#### [Exercise description]
Retype the records exactly.

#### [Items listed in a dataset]
BEGIN
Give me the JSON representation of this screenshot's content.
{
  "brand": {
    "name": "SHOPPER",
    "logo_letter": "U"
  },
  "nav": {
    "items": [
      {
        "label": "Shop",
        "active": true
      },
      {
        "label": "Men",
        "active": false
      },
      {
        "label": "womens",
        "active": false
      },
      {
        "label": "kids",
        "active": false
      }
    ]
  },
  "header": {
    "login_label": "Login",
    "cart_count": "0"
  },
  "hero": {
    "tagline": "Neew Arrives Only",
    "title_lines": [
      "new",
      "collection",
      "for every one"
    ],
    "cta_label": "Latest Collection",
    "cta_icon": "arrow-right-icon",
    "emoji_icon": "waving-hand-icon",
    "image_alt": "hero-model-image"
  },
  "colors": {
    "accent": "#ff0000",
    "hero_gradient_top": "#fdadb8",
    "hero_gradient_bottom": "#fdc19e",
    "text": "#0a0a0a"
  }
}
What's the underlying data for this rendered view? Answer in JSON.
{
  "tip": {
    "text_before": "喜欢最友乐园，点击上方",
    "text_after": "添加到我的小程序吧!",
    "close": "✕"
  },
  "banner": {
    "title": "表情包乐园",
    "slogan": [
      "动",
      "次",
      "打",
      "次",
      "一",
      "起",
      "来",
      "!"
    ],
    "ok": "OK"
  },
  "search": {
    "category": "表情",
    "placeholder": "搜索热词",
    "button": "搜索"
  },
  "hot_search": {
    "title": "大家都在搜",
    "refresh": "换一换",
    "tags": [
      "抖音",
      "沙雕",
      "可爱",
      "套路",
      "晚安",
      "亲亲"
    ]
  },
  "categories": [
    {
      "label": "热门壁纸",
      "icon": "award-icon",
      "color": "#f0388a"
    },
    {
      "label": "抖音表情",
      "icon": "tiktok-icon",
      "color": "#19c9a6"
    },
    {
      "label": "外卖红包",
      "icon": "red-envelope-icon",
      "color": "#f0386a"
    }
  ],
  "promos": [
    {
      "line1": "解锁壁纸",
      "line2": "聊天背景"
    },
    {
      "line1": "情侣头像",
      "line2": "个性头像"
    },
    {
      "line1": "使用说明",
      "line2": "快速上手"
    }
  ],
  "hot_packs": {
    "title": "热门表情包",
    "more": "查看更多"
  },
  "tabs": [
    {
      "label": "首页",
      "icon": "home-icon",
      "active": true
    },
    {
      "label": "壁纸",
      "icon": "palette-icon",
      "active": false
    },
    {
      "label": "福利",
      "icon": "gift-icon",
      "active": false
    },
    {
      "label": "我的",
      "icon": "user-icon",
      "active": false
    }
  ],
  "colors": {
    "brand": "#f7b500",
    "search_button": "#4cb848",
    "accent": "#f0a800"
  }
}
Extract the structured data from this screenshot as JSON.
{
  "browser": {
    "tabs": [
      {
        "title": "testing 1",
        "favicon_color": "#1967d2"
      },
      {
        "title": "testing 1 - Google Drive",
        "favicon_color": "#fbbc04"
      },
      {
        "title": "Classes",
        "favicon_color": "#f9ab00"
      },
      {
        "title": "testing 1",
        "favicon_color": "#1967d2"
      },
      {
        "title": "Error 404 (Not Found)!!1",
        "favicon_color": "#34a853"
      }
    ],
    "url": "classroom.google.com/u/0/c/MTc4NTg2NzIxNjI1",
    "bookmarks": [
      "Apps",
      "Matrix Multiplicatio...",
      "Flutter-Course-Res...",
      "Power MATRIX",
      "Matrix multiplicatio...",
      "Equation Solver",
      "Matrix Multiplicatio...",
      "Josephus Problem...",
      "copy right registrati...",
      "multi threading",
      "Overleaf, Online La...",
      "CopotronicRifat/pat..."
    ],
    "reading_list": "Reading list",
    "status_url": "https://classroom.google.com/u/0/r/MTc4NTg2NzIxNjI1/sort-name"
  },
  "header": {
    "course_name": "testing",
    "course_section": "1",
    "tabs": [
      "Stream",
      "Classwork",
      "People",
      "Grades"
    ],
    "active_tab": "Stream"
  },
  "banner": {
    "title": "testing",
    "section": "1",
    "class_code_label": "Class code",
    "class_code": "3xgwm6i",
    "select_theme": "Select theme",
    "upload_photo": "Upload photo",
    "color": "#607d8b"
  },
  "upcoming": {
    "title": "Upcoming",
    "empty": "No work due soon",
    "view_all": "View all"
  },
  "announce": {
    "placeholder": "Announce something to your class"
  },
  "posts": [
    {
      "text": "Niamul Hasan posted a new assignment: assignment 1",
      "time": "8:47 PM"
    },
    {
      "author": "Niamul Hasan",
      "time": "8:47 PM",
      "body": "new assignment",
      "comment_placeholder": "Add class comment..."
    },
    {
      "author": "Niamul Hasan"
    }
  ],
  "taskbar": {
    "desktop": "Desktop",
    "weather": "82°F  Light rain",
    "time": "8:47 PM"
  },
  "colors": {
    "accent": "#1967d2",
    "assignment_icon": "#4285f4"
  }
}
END
#### [Response]
Give me the JSON representation of this screenshot's content.
{
  "brand": {
    "name": "SHOPPER",
    "logo_letter": "U"
  },
  "nav": {
    "items": [
      {
        "label": "Shop",
        "active": true
      },
      {
        "label": "Men",
        "active": false
      },
      {
        "label": "womens",
        "active": false
      },
      {
        "label": "kids",
        "active": false
      }
    ]
  },
  "header": {
    "login_label": "Login",
    "cart_count": "0"
  },
  "hero": {
    "tagline": "Neew Arrives Only",
    "title_lines": [
      "new",
      "collection",
      "for every one"
    ],
    "cta_label": "Latest Collection",
    "cta_icon": "arrow-right-icon",
    "emoji_icon": "waving-hand-icon",
    "image_alt": "hero-model-image"
  },
  "colors": {
    "accent": "#ff0000",
    "hero_gradient_top": "#fdadb8",
    "hero_gradient_bottom": "#fdc19e",
    "text": "#0a0a0a"
  }
}
What's the underlying data for this rendered view? Answer in JSON.
{
  "tip": {
    "text_before": "喜欢最友乐园，点击上方",
    "text_after": "添加到我的小程序吧!",
    "close": "✕"
  },
  "banner": {
    "title": "表情包乐园",
    "slogan": [
      "动",
      "次",
      "打",
      "次",
      "一",
      "起",
      "来",
      "!"
    ],
    "ok": "OK"
  },
  "search": {
    "category": "表情",
    "placeholder": "搜索热词",
    "button": "搜索"
  },
  "hot_search": {
    "title": "大家都在搜",
    "refresh": "换一换",
    "tags": [
      "抖音",
      "沙雕",
      "可爱",
      "套路",
      "晚安",
      "亲亲"
    ]
  },
  "categories": [
    {
      "label": "热门壁纸",
      "icon": "award-icon",
      "color": "#f0388a"
    },
    {
      "label": "抖音表情",
      "icon": "tiktok-icon",
      "color": "#19c9a6"
    },
    {
      "label": "外卖红包",
      "icon": "red-envelope-icon",
      "color": "#f0386a"
    }
  ],
  "promos": [
    {
      "line1": "解锁壁纸",
      "line2": "聊天背景"
    },
    {
      "line1": "情侣头像",
      "line2": "个性头像"
    },
    {
      "line1": "使用说明",
      "line2": "快速上手"
    }
  ],
  "hot_packs": {
    "title": "热门表情包",
    "more": "查看更多"
  },
  "tabs": [
    {
      "label": "首页",
      "icon": "home-icon",
      "active": true
    },
    {
      "label": "壁纸",
      "icon": "palette-icon",
      "active": false
    },
    {
      "label": "福利",
      "icon": "gift-icon",
      "active": false
    },
    {
      "label": "我的",
      "icon": "user-icon",
      "active": false
    }
  ],
  "colors": {
    "brand": "#f7b500",
    "search_button": "#4cb848",
    "accent": "#f0a800"
  }
}
Extract the structured data from this screenshot as JSON.
{
  "browser": {
    "tabs": [
      {
        "title": "testing 1",
        "favicon_color": "#1967d2"
      },
      {
        "title": "testing 1 - Google Drive",
        "favicon_color": "#fbbc04"
      },
      {
        "title": "Classes",
        "favicon_color": "#f9ab00"
      },
      {
        "title": "testing 1",
        "favicon_color": "#1967d2"
      },
      {
        "title": "Error 404 (Not Found)!!1",
        "favicon_color": "#34a853"
      }
    ],
    "url": "classroom.google.com/u/0/c/MTc4NTg2NzIxNjI1",
    "bookmarks": [
      "Apps",
      "Matrix Multiplicatio...",
      "Flutter-Course-Res...",
      "Power MATRIX",
      "Matrix multiplicatio...",
      "Equation Solver",
      "Matrix Multiplicatio...",
      "Josephus Problem...",
      "copy right registrati...",
      "multi threading",
      "Overleaf, Online La...",
      "CopotronicRifat/pat..."
    ],
    "reading_list": "Reading list",
    "status_url": "https://classroom.google.com/u/0/r/MTc4NTg2NzIxNjI1/sort-name"
  },
  "header": {
    "course_name": "testing",
    "course_section": "1",
    "tabs": [
      "Stream",
      "Classwork",
      "People",
      "Grades"
    ],
    "active_tab": "Stream"
  },
  "banner": {
    "title": "testing",
    "section": "1",
    "class_code_label": "Class code",
    "class_code": "3xgwm6i",
    "select_theme": "Select theme",
    "upload_photo": "Upload photo",
    "color": "#607d8b"
  },
  "upcoming": {
    "title": "Upcoming",
    "empty": "No work due soon",
    "view_all": "View all"
  },
  "announce": {
    "placeholder": "Announce something to your class"
  },
  "posts": [
    {
      "text": "Niamul Hasan posted a new assignment: assignment 1",
      "time": "8:47 PM"
    },
    {
      "author": "Niamul Hasan",
      "time": "8:47 PM",
      "body": "new assignment",
      "comment_placeholder": "Add class comment..."
    },
    {
      "author": "Niamul Hasan"
    }
  ],
  "taskbar": {
    "desktop": "Desktop",
    "weather": "82°F  Light rain",
    "time": "8:47 PM"
  },
  "colors": {
    "accent": "#1967d2",
    "assignment_icon": "#4285f4"
  }
}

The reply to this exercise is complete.